Erik Youngdahl, the club’s vice president of cultivation and a dual major in Arabic and anthropology, finds his cultivation projects to be a source of hope and inspiration.
“I was incredibly depressed and wanted to do something novel with my life, so I started growing oyster mushrooms,” he says. “It was soothing to see its entire life process unfold before my eyes. There’s always some new growth to look forward to.”
Youngdahl is heading up a club project to investigate the use of buffelgrass to grow mushrooms. “We regularly participate in buffelgrass pulls, and we’re experimenting with the possibility of using it as a substrate,” he explains. “We know it can be done, but we’re wondering what concentration of buffelgrass is ideal for growing mushrooms. It would be really cool if this awful, invasive species could be used for something positive.”
Youngdahl says he is pessimistic about climate change but finds ecological projects like this hopeful. “Even though it isn’t much in the grand scale of things, it gives me some reassurance that there are things that we can do on a local level to make a specific location better,” he says.
“In areas where buffelgrass has been removed, you can see flowers growing, healthy soil and ecosystems. It’s a nice feeling to think humans helped make that happen.”
Dowd says that one of the club’s goals is to share information about the possibilities fungi have to contribute to many fields. “For example, in the mining industry, there is some interest in using mushroom blocks for soil reclamation, because mushrooms have been known to actually pull heavy metals out of soil.”
This type of mycoremediation might also be used to clean up oil spills and other environmental disasters. While the potential for mycelium application is great, there are still a lot of questions to be answered.
Gourley points to mushrooms’ symbiotic relationship with plants as one area scientists do not yet fully understand. “We’ve only been able to cultivate a couple dozen species of edible mushrooms, and primarily those are ones that don’t have a symbiotic relationship with plants,” he says.
“There’s still mystery and intrigue around fungus, and it makes foraging really rewarding because you cannot grow a lot of these mushrooms at home.”
Dowd enjoys being a citizen scientist and having a direct impact on scientific knowledge. She received local press attention for discovering a rare mushroom while foraging in the Mount Lemmon area of the Santa Catalina Mountains last summer. The mushroom, Entoloma occidentale variety metallicum, is a small, vibrantly purple mushroom and had never before been documented in Arizona.

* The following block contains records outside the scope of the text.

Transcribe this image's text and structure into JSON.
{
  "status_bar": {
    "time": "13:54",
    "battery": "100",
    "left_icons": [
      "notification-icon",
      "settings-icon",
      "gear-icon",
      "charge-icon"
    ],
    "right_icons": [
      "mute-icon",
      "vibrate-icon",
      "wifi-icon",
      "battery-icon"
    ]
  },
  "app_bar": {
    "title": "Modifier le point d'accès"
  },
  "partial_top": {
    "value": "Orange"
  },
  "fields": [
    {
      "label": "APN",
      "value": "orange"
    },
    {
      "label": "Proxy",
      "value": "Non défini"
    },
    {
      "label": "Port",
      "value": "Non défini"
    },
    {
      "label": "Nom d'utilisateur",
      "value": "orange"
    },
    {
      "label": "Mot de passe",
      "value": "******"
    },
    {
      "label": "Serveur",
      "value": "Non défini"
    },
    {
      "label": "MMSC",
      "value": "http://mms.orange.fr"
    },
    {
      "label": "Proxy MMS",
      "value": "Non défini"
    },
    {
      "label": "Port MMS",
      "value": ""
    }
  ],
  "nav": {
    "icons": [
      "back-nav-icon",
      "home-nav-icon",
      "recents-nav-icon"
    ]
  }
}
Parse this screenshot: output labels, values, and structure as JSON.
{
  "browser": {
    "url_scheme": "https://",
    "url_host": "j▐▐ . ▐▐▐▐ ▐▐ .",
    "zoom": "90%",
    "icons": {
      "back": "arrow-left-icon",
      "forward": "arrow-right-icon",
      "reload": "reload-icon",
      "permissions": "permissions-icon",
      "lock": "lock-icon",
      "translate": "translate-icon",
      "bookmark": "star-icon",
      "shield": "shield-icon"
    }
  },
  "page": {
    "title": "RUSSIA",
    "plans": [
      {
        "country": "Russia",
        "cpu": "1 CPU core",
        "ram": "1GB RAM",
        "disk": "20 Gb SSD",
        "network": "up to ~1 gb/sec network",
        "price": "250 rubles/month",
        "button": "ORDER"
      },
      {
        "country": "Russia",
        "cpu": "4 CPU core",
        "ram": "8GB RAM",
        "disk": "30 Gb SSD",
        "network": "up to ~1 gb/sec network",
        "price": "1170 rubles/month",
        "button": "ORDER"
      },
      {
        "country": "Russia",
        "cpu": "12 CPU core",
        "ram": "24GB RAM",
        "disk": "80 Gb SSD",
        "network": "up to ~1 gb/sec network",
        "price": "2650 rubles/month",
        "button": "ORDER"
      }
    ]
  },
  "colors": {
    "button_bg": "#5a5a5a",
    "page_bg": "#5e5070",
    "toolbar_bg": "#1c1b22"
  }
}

When she found the rare mushroom, she connected with the Arizona Mushroom Society, which helped with DNA sequencing to identify it.
The mushroom was then sent to the UArizona Mycological Herbarium, which is home to more than 40,000 dried fungal specimens.
Mycology is the branch of biology studying fungi.
Fungi are spore-producing organisms, including molds, yeasts and mushrooms. While fungi are categorized in a different kingdom than plants or animals, they are actually more similar to animals than plants! They play a fundamental role in the ecosystem as the principal decomposers of organic matter.
Mushrooms are the fruiting bodies of fungi that sprout from the mycelium.
Mycelium is the network of root-like fungal threads (called hyphae) that often grow out of sight, underground or in rotting tree trunks.
Substrate is the material that mycelium grows in. It’s the fungi’s food source, providing the nutrients and moisture it needs to fruit and grow.
Mycomaterials are materials made out of mycelium. For example, mycelium can be used to create lightweight, strong and fire-resistant building materials. It can also be used to create biodegradable packaging or to mimic the look and texture of leather for fashion.
Mycoremediation is a form of bioremediation using mycelium to decontaminate soil or water using the mycelium’s ability to break down environmental pollutants.